1. The nature of competition and the sources of competitive advantage differentials in the industries. 2. Successful global enterprises draw competitive advantages through their value chain of worldwide network. 3. Innovation is the pillion of gaining/sustaining competitive advantage. 4. Pioneering and aggressive competitors in exploiting new market/technology are most successful. Porter undertook intensive research of 100 industries in ten countries. On the basis of empirical investigation, Porter identified for attributes of nation which determine (promote, impede) its competitive advantage referred to as Porter’s Diamond in. The Porter’s Diamond narrates for major attributes:
A country’s factor endowments or supply of factors of production such as human resources, physical resources, knowledge resources, location, capital resources and infrastructure play a significant role in determining its national competitive advantage. Besides basic factors (e.g., natural resources, climate, etc.,) advanced factors (e.g., skilled labour, communications infrastructure, technology) are the crucial determinants of the capabilities and competitiveness of a nation. Advanced factors are declined by the efforts of the individuals, firms, institution and government in a country.
Japan’s success may largely be attributed to its advanced factors creation rather than basic factors arability. A nation can overcome its deficiency or comparative disadvantage of basic factors endowment by focusing on creation of advanced factors to improve its competitive advantage. Demand Conditions
The demand conditions in home market is important in stimulating domestic firms to undertake innovation and improve quality of products. When domestic buyers are sophisticated, a pressure in the market is created for the domestic firms to meet high standards of quality demanded. For example, Japanese knowledge buyers have induced the Japanese camera manufacturers to produce innovative models first in the home market and then for the exports. Similarly, local customers in Sweden have stimulated Ericsson to invest in cellular phone equipment industry much before the rising global demand. A nations demand conditions, thus, refer to:
i. The nature of home buyers needs – their sophistication and fastidiousness
ii. The size and pattern of growth of home market

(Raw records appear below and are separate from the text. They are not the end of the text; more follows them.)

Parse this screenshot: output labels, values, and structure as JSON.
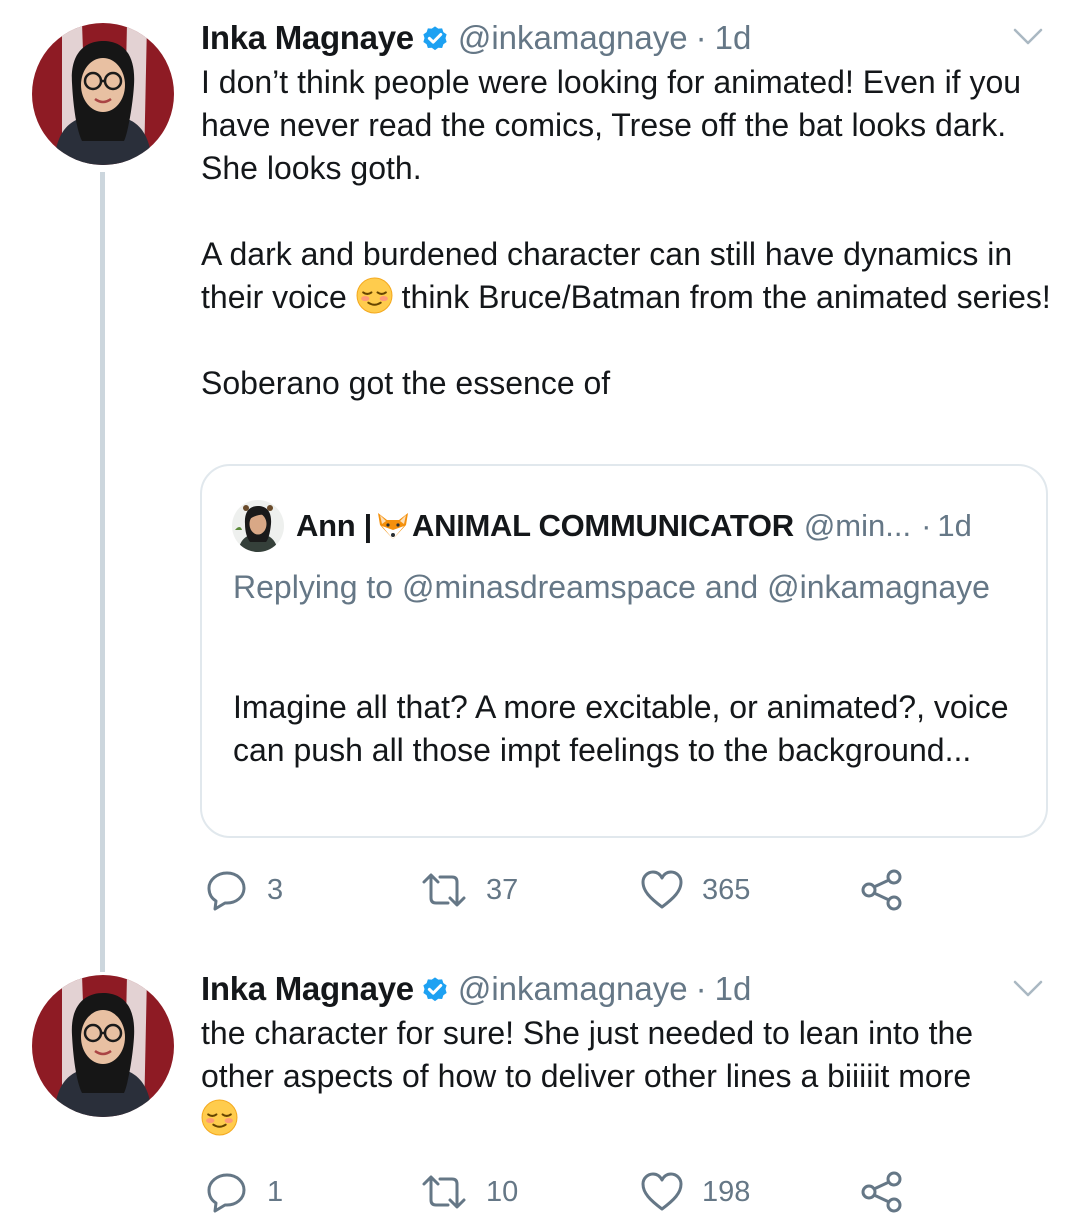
{
  "tweets": [
    {
      "name": "Inka Magnaye",
      "handle": "@inkamagnaye",
      "separator": "·",
      "time": "1d",
      "paragraphs": [
        "I don’t think people were looking for animated! Even if you have never read the comics, Trese off the bat looks dark. She looks goth.",
        "A dark and burdened character can still have dynamics in their voice",
        "think Bruce/Batman from the animated series!",
        "Soberano got the essence of"
      ],
      "stats": {
        "replies": "3",
        "retweets": "37",
        "likes": "365"
      }
    },
    {
      "name": "Inka Magnaye",
      "handle": "@inkamagnaye",
      "separator": "·",
      "time": "1d",
      "text": "the character for sure! She just needed to lean into the other aspects of how to deliver other lines a biiiiit more",
      "stats": {
        "replies": "1",
        "retweets": "10",
        "likes": "198"
      }
    }
  ],
  "quoted_tweet": {
    "name_prefix": "Ann |",
    "name_suffix": "ANIMAL COMMUNICATOR",
    "handle": "@min...",
    "separator": "·",
    "time": "1d",
    "replying_to": "Replying to @minasdreamspace and @inkamagnaye",
    "text": "Imagine all that? A more excitable, or animated?, voice can push all those impt feelings to the background..."
  },
  "icons": {
    "verified": "verified-badge-icon",
    "more": "chevron-down-icon",
    "reply": "reply-icon",
    "retweet": "retweet-icon",
    "like": "heart-icon",
    "share": "share-icon",
    "emoji": "relieved-face-emoji",
    "fox": "fox-emoji"
  },
  "colors": {
    "text": "#14171a",
    "secondary": "#657786",
    "verified": "#1da1f2",
    "border": "#e1e8ed",
    "thread_line": "#ccd6dd"
  }
}
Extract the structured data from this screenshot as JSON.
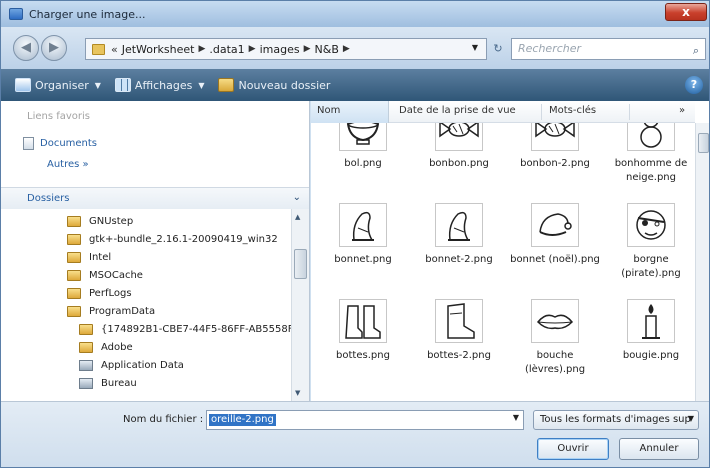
{
  "window": {
    "title": "Charger une image...",
    "close_label": "x"
  },
  "nav": {
    "back_glyph": "◀",
    "forward_glyph": "▶"
  },
  "breadcrumb": {
    "prefix": "«",
    "items": [
      "JetWorksheet",
      ".data1",
      "images",
      "N&B"
    ],
    "separator": "▶",
    "dropdown_glyph": "▼"
  },
  "refresh_glyph": "↻",
  "search": {
    "placeholder": "Rechercher",
    "icon_glyph": "⌕"
  },
  "toolbar": {
    "organize_label": "Organiser",
    "views_label": "Affichages",
    "new_folder_label": "Nouveau dossier",
    "caret": "▼",
    "help_glyph": "?"
  },
  "favorites": {
    "title": "Liens favoris",
    "documents_label": "Documents",
    "more_label": "Autres »"
  },
  "folders": {
    "title": "Dossiers",
    "chevron": "⌄",
    "tree": [
      {
        "label": "GNUstep",
        "kind": "folder",
        "indent": 1
      },
      {
        "label": "gtk+-bundle_2.16.1-20090419_win32",
        "kind": "folder",
        "indent": 1
      },
      {
        "label": "Intel",
        "kind": "folder",
        "indent": 1
      },
      {
        "label": "MSOCache",
        "kind": "folder",
        "indent": 1
      },
      {
        "label": "PerfLogs",
        "kind": "folder",
        "indent": 1
      },
      {
        "label": "ProgramData",
        "kind": "folder",
        "indent": 1
      },
      {
        "label": "{174892B1-CBE7-44F5-86FF-AB5558F",
        "kind": "folder",
        "indent": 2
      },
      {
        "label": "Adobe",
        "kind": "folder",
        "indent": 2
      },
      {
        "label": "Application Data",
        "kind": "sysfolder",
        "indent": 2
      },
      {
        "label": "Bureau",
        "kind": "sysfolder",
        "indent": 2
      }
    ]
  },
  "columns": {
    "name": "Nom",
    "date": "Date de la prise de vue",
    "tags": "Mots-clés",
    "more": "»"
  },
  "files": [
    {
      "name": "bol.png",
      "icon": "bowl"
    },
    {
      "name": "bonbon.png",
      "icon": "candy"
    },
    {
      "name": "bonbon-2.png",
      "icon": "candy"
    },
    {
      "name": "bonhomme de neige.png",
      "icon": "snowman"
    },
    {
      "name": "bonnet.png",
      "icon": "hat"
    },
    {
      "name": "bonnet-2.png",
      "icon": "hat"
    },
    {
      "name": "bonnet (noël).png",
      "icon": "santa-hat"
    },
    {
      "name": "borgne (pirate).png",
      "icon": "pirate-face"
    },
    {
      "name": "bottes.png",
      "icon": "boots"
    },
    {
      "name": "bottes-2.png",
      "icon": "boot"
    },
    {
      "name": "bouche (lèvres).png",
      "icon": "lips"
    },
    {
      "name": "bougie.png",
      "icon": "candle"
    }
  ],
  "bottom": {
    "filename_label": "Nom du fichier :",
    "filename_value": "oreille-2.png",
    "filename_dropdown": "▼",
    "filetype_value": "Tous les formats d'images sup",
    "filetype_dropdown": "▼",
    "open_label": "Ouvrir",
    "cancel_label": "Annuler"
  }
}
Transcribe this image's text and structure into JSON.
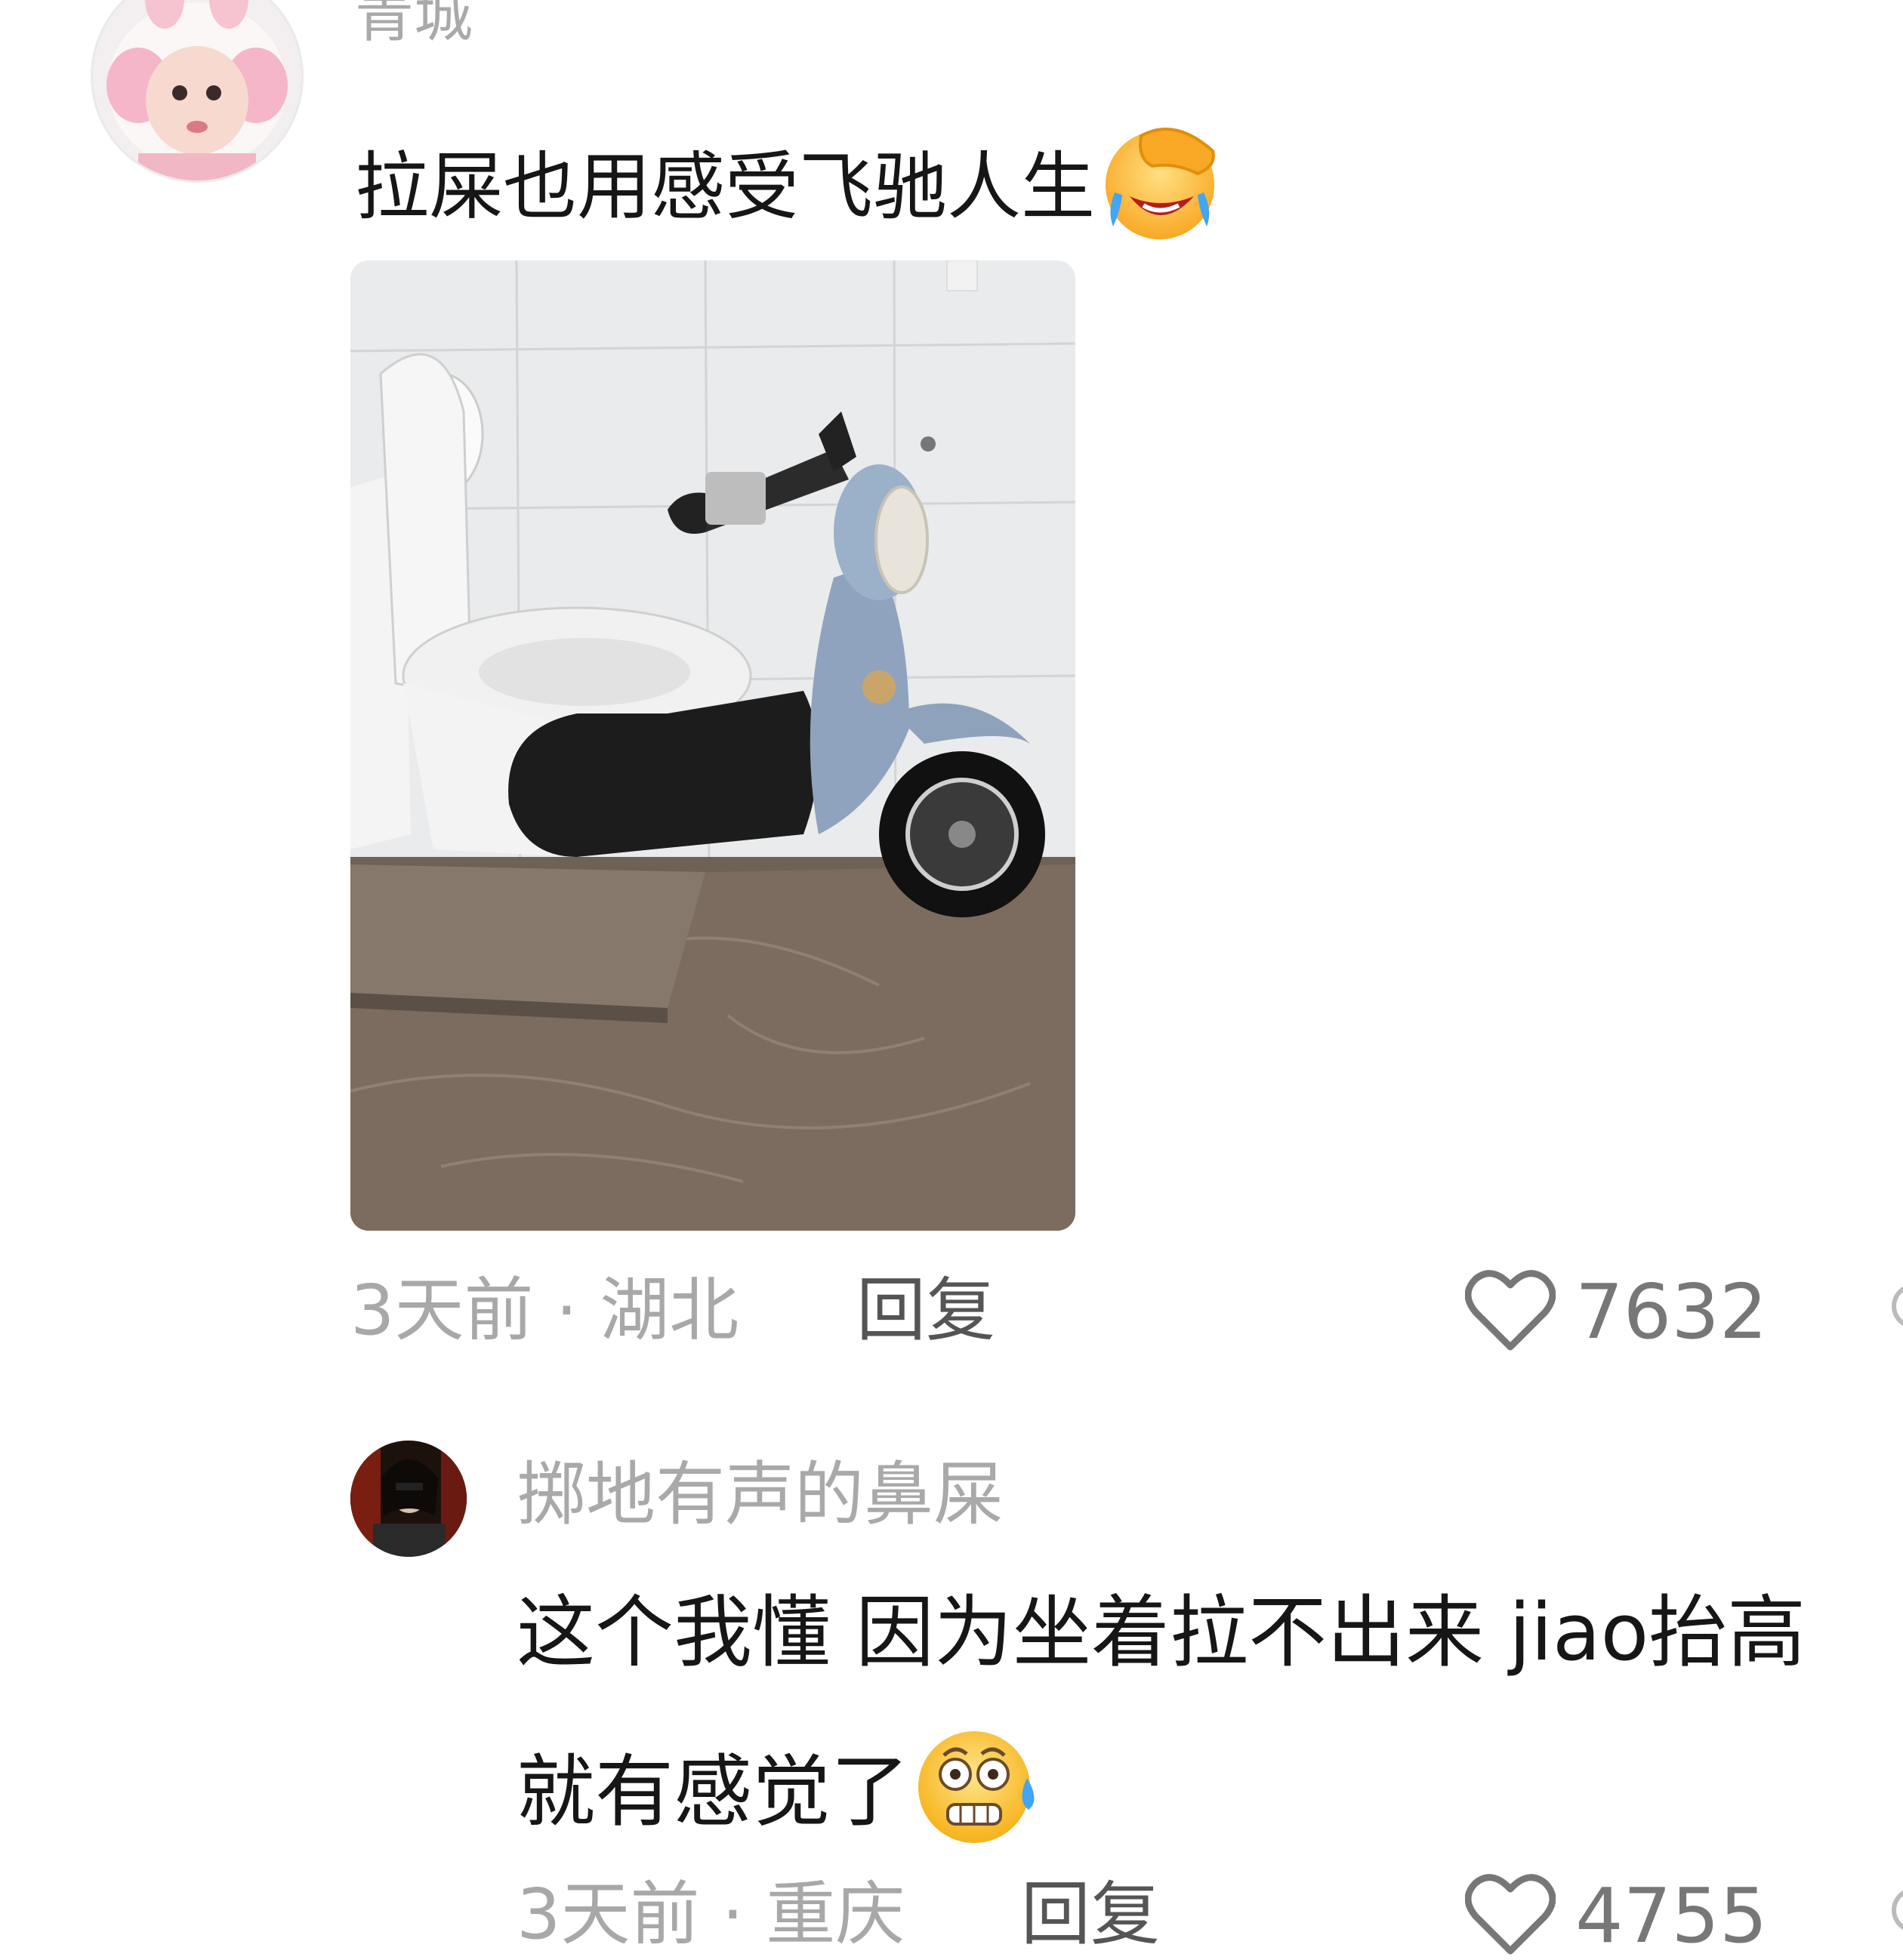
{
  "comments": [
    {
      "username": "青城",
      "text": "拉屎也用感受飞驰人生",
      "emoji": "laughing-tears-facepalm-emoji",
      "time": "3天前",
      "location": "湖北",
      "meta_separator": " · ",
      "reply_label": "回复",
      "likes": "7632"
    },
    {
      "username": "掷地有声的鼻屎",
      "text_line1": "这个我懂 因为坐着拉不出来 jiao抬高",
      "text_line2": "就有感觉了",
      "emoji": "nervous-sweat-emoji",
      "time": "3天前",
      "location": "重庆",
      "meta_separator": " · ",
      "reply_label": "回复",
      "likes": "4755"
    }
  ],
  "colors": {
    "username": "#a9a9a9",
    "text": "#161616",
    "meta": "#a8a8a8",
    "reply": "#555555",
    "like_icon": "#777777"
  }
}
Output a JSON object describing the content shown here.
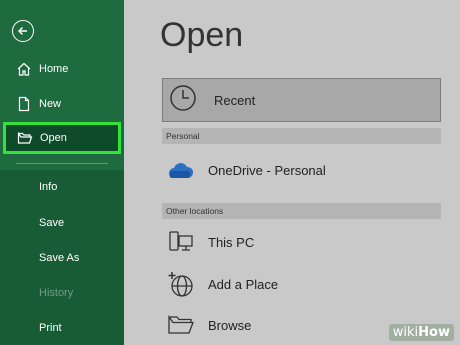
{
  "sidebar": {
    "items": [
      {
        "label": "Home",
        "icon": "home-icon"
      },
      {
        "label": "New",
        "icon": "new-file-icon"
      },
      {
        "label": "Open",
        "icon": "folder-open-icon"
      },
      {
        "label": "Info"
      },
      {
        "label": "Save"
      },
      {
        "label": "Save As"
      },
      {
        "label": "History"
      },
      {
        "label": "Print"
      }
    ],
    "highlight_color": "#33e23a"
  },
  "main": {
    "title": "Open",
    "recent_label": "Recent",
    "personal_section": "Personal",
    "onedrive_label": "OneDrive - Personal",
    "other_section": "Other locations",
    "this_pc_label": "This PC",
    "add_place_label": "Add a Place",
    "browse_label": "Browse"
  },
  "watermark": {
    "prefix": "wiki",
    "suffix": "How"
  }
}
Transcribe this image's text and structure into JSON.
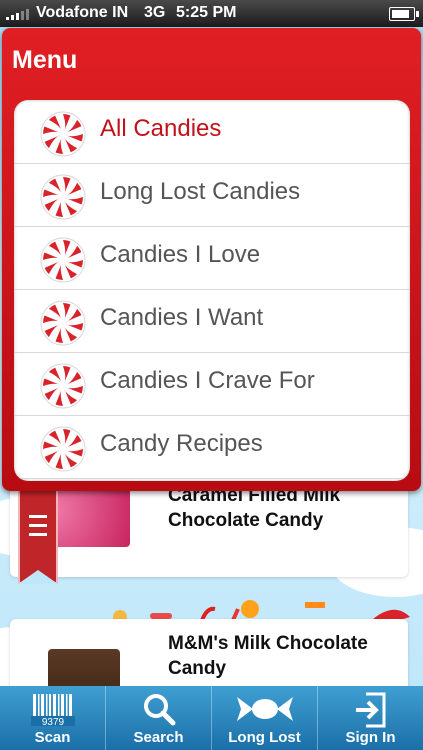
{
  "status_bar": {
    "carrier": "Vodafone IN",
    "network": "3G",
    "time": "5:25 PM"
  },
  "menu": {
    "title": "Menu",
    "items": [
      {
        "label": "All Candies",
        "active": true
      },
      {
        "label": "Long Lost Candies",
        "active": false
      },
      {
        "label": "Candies I Love",
        "active": false
      },
      {
        "label": "Candies I Want",
        "active": false
      },
      {
        "label": "Candies I Crave For",
        "active": false
      },
      {
        "label": "Candy Recipes",
        "active": false
      }
    ]
  },
  "background_list": {
    "cards": [
      {
        "title": "Caramel Filled Milk Chocolate Candy"
      },
      {
        "title": "M&M's Milk Chocolate Candy"
      }
    ]
  },
  "tab_bar": {
    "tabs": [
      {
        "label": "Scan",
        "icon": "barcode-icon",
        "icon_text": "9379"
      },
      {
        "label": "Search",
        "icon": "search-icon"
      },
      {
        "label": "Long Lost",
        "icon": "wrapped-candy-icon"
      },
      {
        "label": "Sign In",
        "icon": "sign-in-icon"
      }
    ]
  },
  "colors": {
    "menu_red": "#d3161c",
    "active_text": "#c1121a",
    "tab_blue": "#2b86be"
  }
}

iii. The timing of development of demands relative to buyer in foreign markets
iv. The knowledge presence of domestic buyers in foreign markets and their preferences.
v. The timing of market saturation and challenges at home market provide a strong reason to acquire global competitive position to a business firm.
Suppliers and Related Industries
National advantage in an industry is also conditioned by the preserve of vigorous home-based suppliers of cost-effective and quality inputs or related supporting industries. For example, the US success in several electronic goods including personal computers is attributed to the growth of semiconductor industry in the country. Same is the case with Malaysia to some extent. Likewise, Sweden steel industry has contributed much to the success of Sweden’s output in ball bearings and cutting tools. Successful industrial growth in the exporting country may emerge on quantum of the growing clusters of related/supervising industries. German textile and approach sector is a chronic case in this regard – (textile machinery, sewing machine needles, textile clothes forming the cluster of textile exporting industry of the country). Ongoing coordination and just-in-time strategy is easy when such cluster industrial growth occurs in a nation.